One measure of the quality of our society is the way in which we look after the weaker and more disadvantaged among us.
Given the present economic environment it seems increasingly to depend on the goodwill of individuals. On visits around the constituency I’ve been reminded recently about the large number of ways in which local folk use their time and talents to help those who are less fortunate.
It seems to me that we have a careless and incompetent government at Westminster when folk are unable to feed themselves. And with more cuts to welfare payments on their way it is clear that nothing is going to change for the better soon. I am however heartened by the way in which volunteers staff the food-banks which are springing up all over the country and the generosity of those who give both food and cash to keep them going. I’m also encouraged by the fact that some of our supermarkets are joining in and making donations easy.
Attending public events like local galas and shows in recent weeks I have been reminded of the contribution of first aiders. They provide a valuable and reassuring presence at public gatherings, and they can also act as first responders within the community at large. This is particularly important in rural areas such as my constituency when the nearest ambulance might be on another call and quite some distance away.
Last week I visited a new project in Montrose. The Well Bean Café has been developed by Angus Alcohol and Drugs Partnership team, local service providers and people recovering from drug and alcohol addiction to offer people a safe and relaxed, alcohol and drug free venue to meet and socialise. Why would that be necessary? Because those whose lives have been wrecked by drink or drugs need help to rebuild their lives in a social context. Isolation is not good for any of us, and I applaud those who are trying to help.
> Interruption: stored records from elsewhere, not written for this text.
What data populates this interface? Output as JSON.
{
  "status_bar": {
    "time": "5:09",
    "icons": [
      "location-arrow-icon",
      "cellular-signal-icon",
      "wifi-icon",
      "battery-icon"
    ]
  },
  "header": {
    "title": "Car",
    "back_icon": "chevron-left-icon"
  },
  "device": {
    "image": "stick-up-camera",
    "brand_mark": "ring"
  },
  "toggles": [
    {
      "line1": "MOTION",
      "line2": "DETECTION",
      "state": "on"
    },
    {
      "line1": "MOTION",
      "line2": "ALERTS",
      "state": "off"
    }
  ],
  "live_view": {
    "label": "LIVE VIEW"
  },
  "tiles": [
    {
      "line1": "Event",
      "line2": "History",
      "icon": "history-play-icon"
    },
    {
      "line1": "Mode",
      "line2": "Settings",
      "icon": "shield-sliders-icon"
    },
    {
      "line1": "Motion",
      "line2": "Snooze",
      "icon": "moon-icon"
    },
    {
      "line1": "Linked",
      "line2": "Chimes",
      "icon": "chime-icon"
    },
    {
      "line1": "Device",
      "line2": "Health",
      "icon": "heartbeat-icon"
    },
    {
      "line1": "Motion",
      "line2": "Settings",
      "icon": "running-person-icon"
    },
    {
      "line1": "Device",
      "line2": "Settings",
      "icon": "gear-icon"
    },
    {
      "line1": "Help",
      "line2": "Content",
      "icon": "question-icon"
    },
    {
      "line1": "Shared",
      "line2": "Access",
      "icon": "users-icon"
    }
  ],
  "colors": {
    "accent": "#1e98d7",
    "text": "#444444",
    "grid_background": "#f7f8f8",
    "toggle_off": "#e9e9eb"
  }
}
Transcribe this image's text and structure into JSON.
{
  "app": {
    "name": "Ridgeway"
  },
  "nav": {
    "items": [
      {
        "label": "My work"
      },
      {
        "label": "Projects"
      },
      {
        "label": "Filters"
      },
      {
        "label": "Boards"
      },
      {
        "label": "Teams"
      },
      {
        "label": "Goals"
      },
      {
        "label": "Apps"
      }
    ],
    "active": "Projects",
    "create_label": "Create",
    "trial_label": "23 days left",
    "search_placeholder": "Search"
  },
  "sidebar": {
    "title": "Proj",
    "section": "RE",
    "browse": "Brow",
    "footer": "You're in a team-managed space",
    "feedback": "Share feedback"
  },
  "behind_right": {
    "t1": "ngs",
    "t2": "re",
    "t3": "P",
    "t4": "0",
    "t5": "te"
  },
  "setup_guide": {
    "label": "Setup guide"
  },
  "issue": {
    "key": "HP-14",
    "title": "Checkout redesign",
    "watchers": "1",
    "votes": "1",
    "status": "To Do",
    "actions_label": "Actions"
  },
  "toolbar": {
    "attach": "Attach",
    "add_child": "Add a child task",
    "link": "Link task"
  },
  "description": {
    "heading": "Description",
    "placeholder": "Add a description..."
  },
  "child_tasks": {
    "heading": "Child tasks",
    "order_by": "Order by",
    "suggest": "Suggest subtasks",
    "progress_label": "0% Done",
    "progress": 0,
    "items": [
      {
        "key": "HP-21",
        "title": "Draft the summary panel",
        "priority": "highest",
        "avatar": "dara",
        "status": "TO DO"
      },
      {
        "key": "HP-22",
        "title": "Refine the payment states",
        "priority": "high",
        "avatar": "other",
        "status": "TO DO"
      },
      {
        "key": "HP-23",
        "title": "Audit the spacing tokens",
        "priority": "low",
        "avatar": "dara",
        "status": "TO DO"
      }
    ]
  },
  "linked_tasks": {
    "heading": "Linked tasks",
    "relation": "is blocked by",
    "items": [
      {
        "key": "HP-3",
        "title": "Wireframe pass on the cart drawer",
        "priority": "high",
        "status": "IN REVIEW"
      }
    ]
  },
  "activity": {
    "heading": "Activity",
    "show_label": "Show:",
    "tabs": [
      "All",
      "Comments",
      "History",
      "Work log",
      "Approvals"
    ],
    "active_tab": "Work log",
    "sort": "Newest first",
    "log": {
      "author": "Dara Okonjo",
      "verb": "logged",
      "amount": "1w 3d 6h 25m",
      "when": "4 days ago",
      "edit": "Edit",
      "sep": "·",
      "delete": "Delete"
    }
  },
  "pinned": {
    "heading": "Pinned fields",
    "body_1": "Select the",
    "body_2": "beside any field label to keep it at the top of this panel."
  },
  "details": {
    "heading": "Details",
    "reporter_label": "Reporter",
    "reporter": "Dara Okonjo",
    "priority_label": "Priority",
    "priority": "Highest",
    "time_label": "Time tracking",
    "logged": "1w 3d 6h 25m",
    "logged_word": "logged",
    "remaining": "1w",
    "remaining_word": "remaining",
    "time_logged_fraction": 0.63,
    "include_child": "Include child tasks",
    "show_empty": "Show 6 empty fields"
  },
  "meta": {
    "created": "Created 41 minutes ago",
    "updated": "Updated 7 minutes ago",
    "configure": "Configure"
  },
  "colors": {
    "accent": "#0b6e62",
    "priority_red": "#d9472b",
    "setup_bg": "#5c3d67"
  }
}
I often wonder what we can do to help those caught up in disasters around the world. Undoubtedly simply giving money to major charities helps but it’s difficult to see what is being done with the money, and governments never seem to respond fast enough. I was therefore very interested to hear about the Shelterbox charity which is supported by local Rotaries. These big green plastic boxes can be stockpiled around the world and despatched very quickly to an area of need. Each contains a large tent, cooking equipment and sundry other items which will enable life to go on, and aid workers to be accommodated, in places where natural disasters have destroyed buildings like hospitals.
To all those who are prepared to help others who are less fortunate, whether far away or close to home: thank you.